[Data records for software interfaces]
===

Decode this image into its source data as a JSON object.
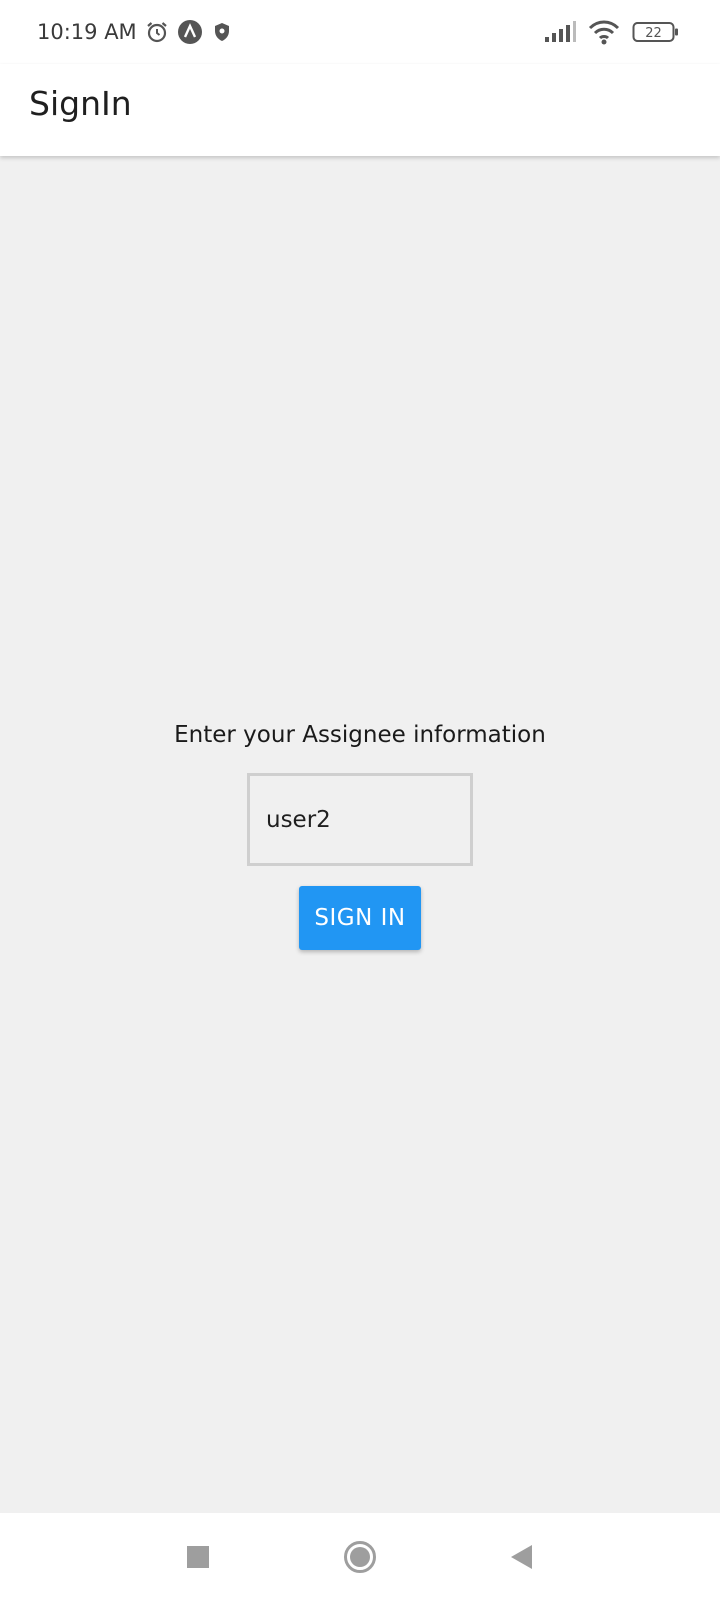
{
  "status_bar": {
    "time": "10:19 AM",
    "battery_level": "22",
    "icons": [
      "alarm-icon",
      "app-notification-icon",
      "shield-icon",
      "signal-icon",
      "wifi-icon",
      "battery-icon"
    ]
  },
  "app_bar": {
    "title": "SignIn"
  },
  "form": {
    "prompt": "Enter your Assignee information",
    "assignee_value": "user2",
    "sign_in_label": "SIGN IN"
  },
  "colors": {
    "accent": "#2196f3",
    "background": "#f0f0f0",
    "input_border": "#cfcfcf"
  },
  "nav_bar": {
    "buttons": [
      "recents-icon",
      "home-icon",
      "back-icon"
    ]
  }
}
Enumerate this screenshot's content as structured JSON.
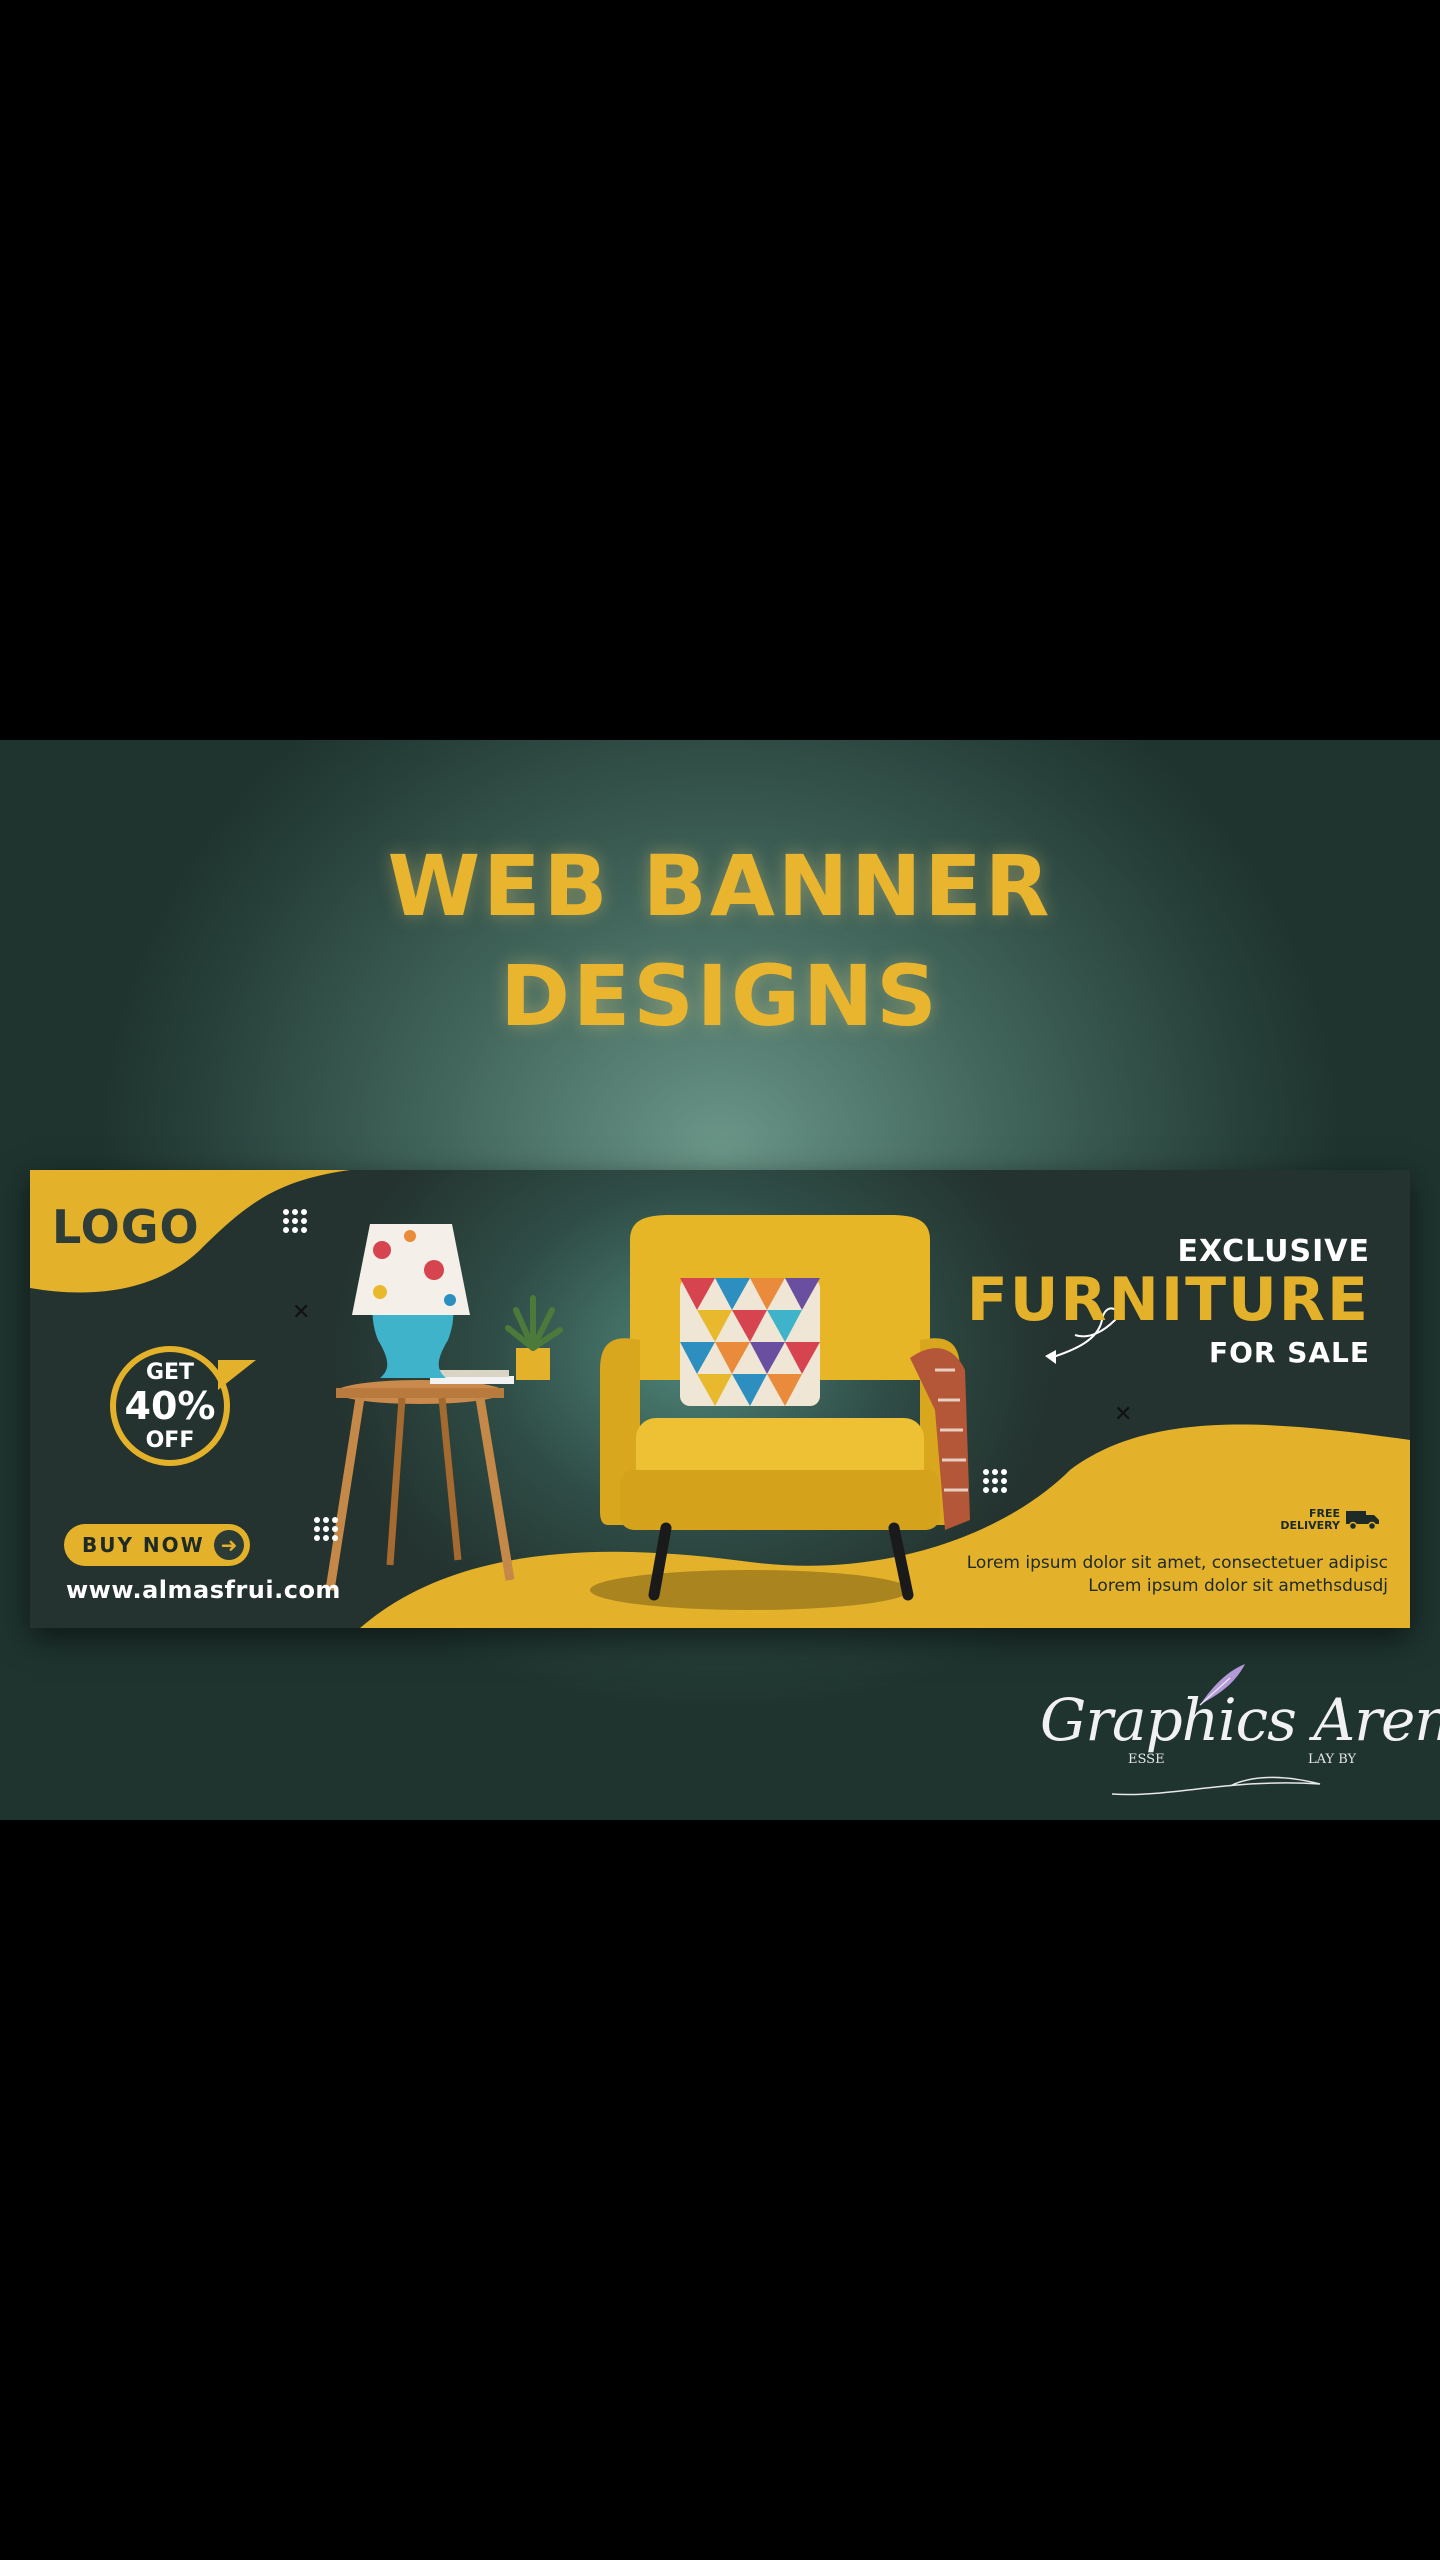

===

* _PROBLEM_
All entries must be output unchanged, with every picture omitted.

* _EXERCISE ANSWER_
Decode this image into its source data as a JSON object.
{
  "status_bar": {
    "time": "10:19 AM",
    "battery_level": "22",
    "icons": [
      "alarm-icon",
      "app-notification-icon",
      "shield-icon",
      "signal-icon",
      "wifi-icon",
      "battery-icon"
    ]
  },
  "app_bar": {
    "title": "SignIn"
  },
  "form": {
    "prompt": "Enter your Assignee information",
    "assignee_value": "user2",
    "sign_in_label": "SIGN IN"
  },
  "colors": {
    "accent": "#2196f3",
    "background": "#f0f0f0",
    "input_border": "#cfcfcf"
  },
  "nav_bar": {
    "buttons": [
      "recents-icon",
      "home-icon",
      "back-icon"
    ]
  }
}
Enumerate this screenshot's content as structured JSON.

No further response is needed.